When these brief tests of strength fail the situation can escalate quickly from here. Think in terms of a boxer that instead of throwing the little jabs he threw earlier now throws a combination while the opponent deer counters with it’s own defensive flurry. Now the pause between the clash of antlers will be shorter before the bucks go back at it again even harder this time. The point here is to create the realistic illusion of two buck’s fighting and not a banging smashing torrent of antlers that sounds like a half dozen different sized bucks trying to poke one another’s eyeballs out with their antlers. Watch some video if you can and get an idea how different deer approach the fight sequence in their own unique method and how fights break off quickly.
To make the antler rattling sequence more believable you can make good use of scents and calls. As mentioned earlier a tending grunt call or a snort wheeze call will help bring some realistic aspects to the rattling and if you’re willing to take the time some appropriate scent will trigger the sense of smell which can be the last defense of a smart whitetail buck. All in all make it as real as possible. If you’re in a treestand using a set of rattling antlers rake them against any available branches during the sequence. If you’re on the ground use the heels of your feet to stomp the ground and push fresh dirt to the surface. You’re making noise for a purpose so don’t be timid about breaking a branch or crunching a few leaves that may help close the deal on that big dominant buck.

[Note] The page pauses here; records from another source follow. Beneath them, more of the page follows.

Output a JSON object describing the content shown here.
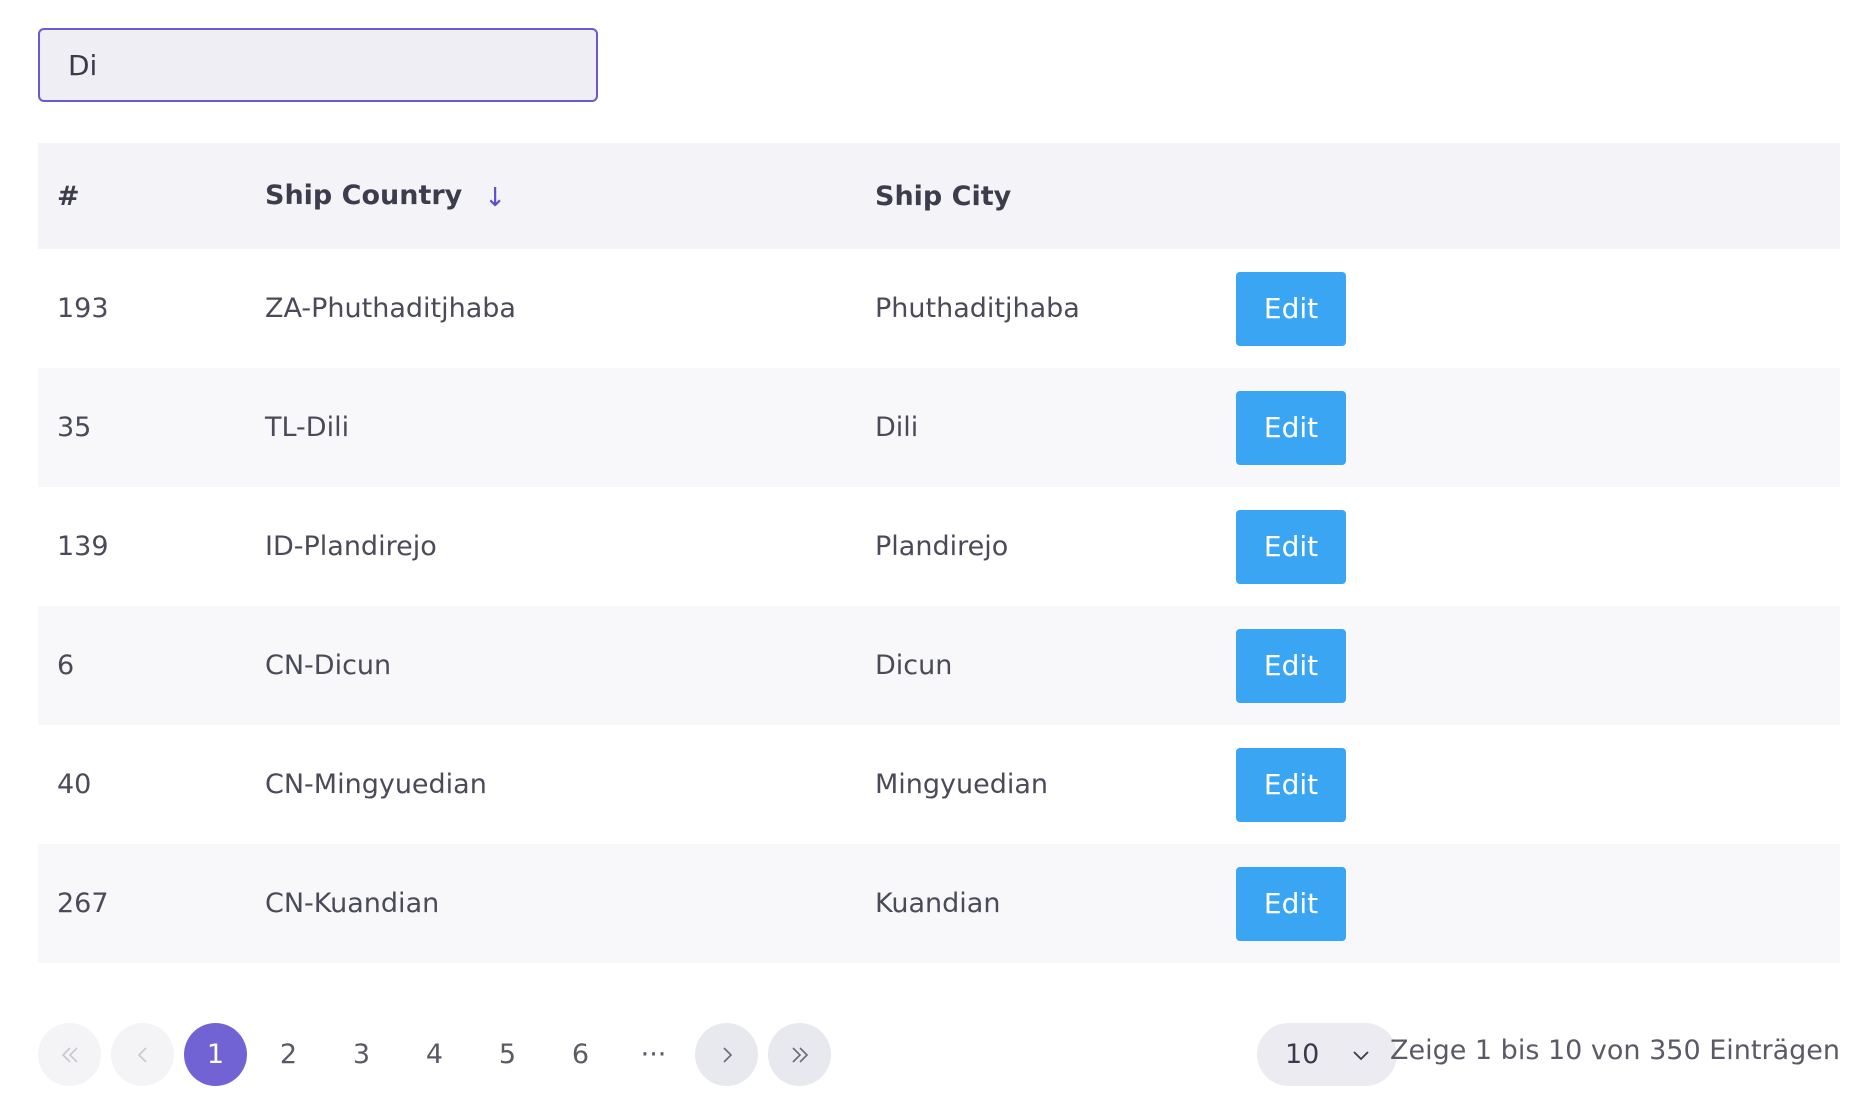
{
  "search": {
    "value": "Di",
    "placeholder": ""
  },
  "table": {
    "headers": {
      "id": "#",
      "country": "Ship Country",
      "city": "Ship City"
    },
    "sort": {
      "column": "Ship Country",
      "direction": "descending"
    },
    "rows": [
      {
        "id": "193",
        "country": "ZA-Phuthaditjhaba",
        "city": "Phuthaditjhaba",
        "action": "Edit"
      },
      {
        "id": "35",
        "country": "TL-Dili",
        "city": "Dili",
        "action": "Edit"
      },
      {
        "id": "139",
        "country": "ID-Plandirejo",
        "city": "Plandirejo",
        "action": "Edit"
      },
      {
        "id": "6",
        "country": "CN-Dicun",
        "city": "Dicun",
        "action": "Edit"
      },
      {
        "id": "40",
        "country": "CN-Mingyuedian",
        "city": "Mingyuedian",
        "action": "Edit"
      },
      {
        "id": "267",
        "country": "CN-Kuandian",
        "city": "Kuandian",
        "action": "Edit"
      }
    ]
  },
  "pagination": {
    "pages": [
      "1",
      "2",
      "3",
      "4",
      "5",
      "6"
    ],
    "current": "1",
    "ellipsis": "···"
  },
  "page_size": {
    "selected": "10"
  },
  "entries_info": "Zeige 1 bis 10 von 350 Einträgen",
  "colors": {
    "accent": "#7163d3",
    "edit_button": "#3aa5f2",
    "input_border": "#6a5acd"
  }
}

Some hunters talk about the weather and it’s affect on rattling. Granted, weather can hamper the effectiveness of your rattling but it doesn’t mean it shouldn’t be performed. Deer will fight on a windy, calm, snowy, rainy, cloudy, clear, cold, or warm day. The argument is fairly mute if you disregard the obvious points of the sound traveling less distance on a windy day or that the sound gets muffled when rattling during a snowstorm.

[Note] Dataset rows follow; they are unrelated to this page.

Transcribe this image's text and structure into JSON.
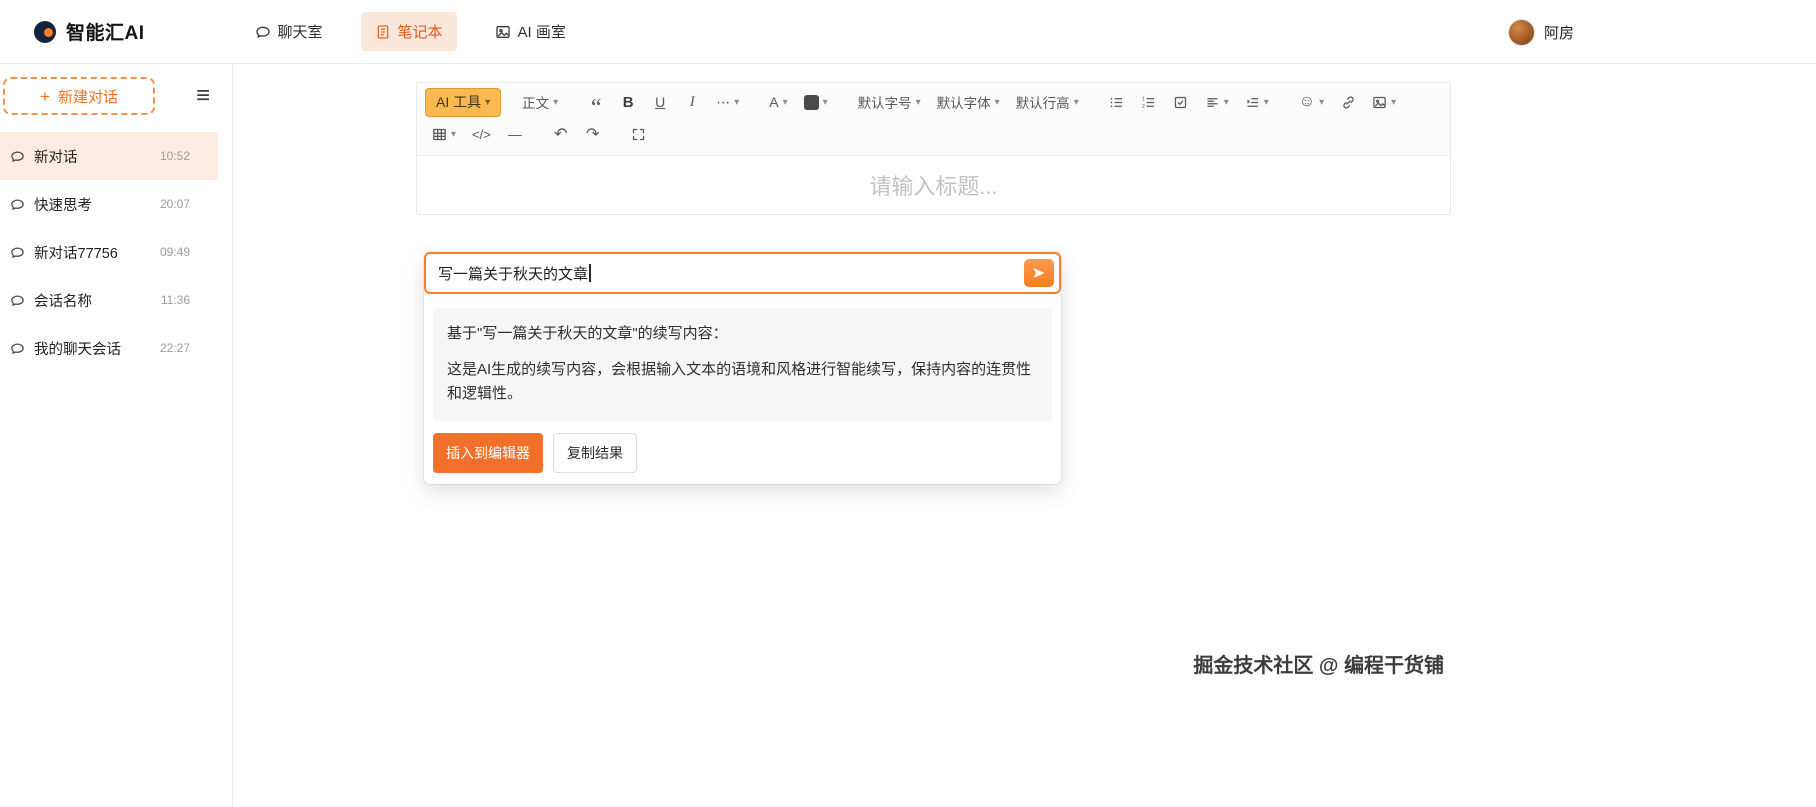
{
  "colors": {
    "accent": "#ff7d26",
    "accent_button": "#f2702c",
    "active_item_bg": "#fcebe0",
    "ai_tool_bg": "#f7b950"
  },
  "navbar": {
    "logo_text": "智能汇AI",
    "items": [
      {
        "label": "聊天室"
      },
      {
        "label": "笔记本",
        "active": true
      },
      {
        "label": "AI 画室"
      }
    ],
    "user_name": "阿房"
  },
  "sidebar": {
    "new_chat_label": "新建对话",
    "items": [
      {
        "label": "新对话",
        "time": "10:52",
        "active": true
      },
      {
        "label": "快速思考",
        "time": "20:07"
      },
      {
        "label": "新对话77756",
        "time": "09:49"
      },
      {
        "label": "会话名称",
        "time": "11:36"
      },
      {
        "label": "我的聊天会话",
        "time": "22:27"
      }
    ]
  },
  "toolbar": {
    "ai_tools": "AI 工具",
    "paragraph": "正文",
    "font_size": "默认字号",
    "font_family": "默认字体",
    "line_height": "默认行高"
  },
  "editor": {
    "title_placeholder": "请输入标题..."
  },
  "ai_panel": {
    "input_value": "写一篇关于秋天的文章",
    "result_intro": "基于\"写一篇关于秋天的文章\"的续写内容：",
    "result_body": "这是AI生成的续写内容，会根据输入文本的语境和风格进行智能续写，保持内容的连贯性和逻辑性。",
    "insert_label": "插入到编辑器",
    "copy_label": "复制结果"
  },
  "watermark": "掘金技术社区 @ 编程干货铺",
  "icons": {
    "caret": "▾",
    "quote": "“",
    "bold": "B",
    "underline": "U",
    "italic": "I",
    "more": "⋯",
    "font_color": "A",
    "code": "</>",
    "divider": "—",
    "undo": "↶",
    "redo": "↷",
    "menu_glyph": "≡",
    "plus": "+",
    "smiley": "☺"
  }
}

The best part of rattling for deer is of course the results and don’t expect them to be identical. Any size buck will respond to rattling and their response actions will nearly all be unique. It seems some of the biggest bucks come in with great refrain as if they understand they are the boss so there’s no hurry. Perhaps they are just that cautious but the biggest buck I have rattled in literally ran to the sound of the antlers clashing together with the fur on it’s neck all bristled and plenty of guttural sounds reverberating with his each movement. This is more typical of what I see with the smaller bucks, minus the grunting and bristled hair, as they are probably thinking they might steal a doe while the big boys are fighting. Again. I’ve seen plenty of small bucks move around like they were walking on egg shells. You really never know how they will react or if they will react at all.
In the end it’s rewarding regardless if you rattle in a small buck or a true trophy. It’s just going to take a lot of patience and timing your rattling endeavors to that portion of hunting that centers around the rut when bucks are actively seeking a hot doe. And willing to fight over her.